She is trying to raise £55,000 to sue the party. When I looked, she had raised £6,715. She is an ordinary woman, of no particular interest, yet her transphobe campaign was reported in The Times. What has she to say about it?

She claims it is a matter of protecting women’s rights, but the LibDems strongly support women’s rights. They seek equal representation by women in their “Campaign for Gender Balance”. They take women’s rights seriously. They emphasise their policies on violence against women and girls, the gender price gap, and period poverty. Once, perhaps, Bird supported them on these things. Now, she claims the party is not supporting women’s rights. The issue of trans inclusion, for her, trumps all the work they do for women’s representation and women’s needs.

She claims that once trans women are included, women won’t be able to fight for any women’s rights issue. I presume she thinks all the gains will be taken by trans women. Possibly there might be a trans woman on a Scottish public board, but violence against women will hardly become invisible just because violence against trans women is included.

She claims excluding trans women from shop changing rooms is a child safeguarding issue. Of all the ways a child abuser might approach children, dressing as a woman and going into shop changing rooms is perhaps the least likely. Most child abuse is by family, and family friends. Picking on a safeguarding issue stops her thinking. She simply gets angry: What about the Children? Her arguments make no sense at all, but she has gone beyond that: they are satisfying to her emotionally, and part of her “sense of self”.

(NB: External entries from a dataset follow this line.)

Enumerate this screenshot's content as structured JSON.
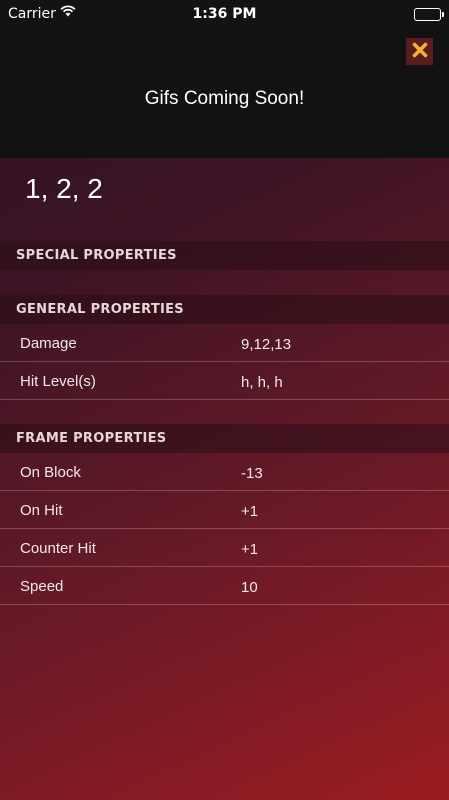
{
  "status_bar": {
    "carrier": "Carrier",
    "time": "1:36 PM"
  },
  "header": {
    "notice": "Gifs Coming Soon!",
    "close_icon": "close-x-icon"
  },
  "move": {
    "title": "1, 2, 2"
  },
  "sections": {
    "special": {
      "title": "SPECIAL PROPERTIES"
    },
    "general": {
      "title": "GENERAL PROPERTIES",
      "rows": [
        {
          "label": "Damage",
          "value": "9,12,13"
        },
        {
          "label": "Hit Level(s)",
          "value": "h, h, h"
        }
      ]
    },
    "frame": {
      "title": "FRAME PROPERTIES",
      "rows": [
        {
          "label": "On Block",
          "value": "-13"
        },
        {
          "label": "On Hit",
          "value": "+1"
        },
        {
          "label": "Counter Hit",
          "value": "+1"
        },
        {
          "label": "Speed",
          "value": "10"
        }
      ]
    }
  },
  "colors": {
    "close_button_bg": "#5a1c1c",
    "close_icon": "#f2b233",
    "gradient_dark": "#2a1220",
    "gradient_red": "#9b1c22"
  }
}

She brought up the scary issue of penises- “male equipment”. Someone asked her, “When did you last see anyone’s genitals in a shop changing room or public toilet?” She could not answer. But this will not stop her scaremongering about trans women’s penises in the future.

The LibDems have eleven MPs, and seven of them are women. All of them support trans rights. Bird alleges they are all too scared to challenge policy on trans rights, and claims misogyny. Actually, the misogyny here is claiming that women MPs do not have the self-confidence to say what they mean and what they believe. Women can be scared to speak up. Hannah Bardell, now an MP, did not come out as lesbian until 2012, when she was 36. But now she is an MP she is no longer scared, and she stands up for trans rights.

Bird might have been a useful campaigner for the LibDems, putting out leaflets, canvassing, perhaps even standing for the council in a winnable seat. Instead she obsessively attacks the party. Rupert Murdoch is laughing at women like her, his dupes. She does not risk prison like Rob Hoogland, but otherwise her life and her community work are turned upside down, by her obsessive transphobia.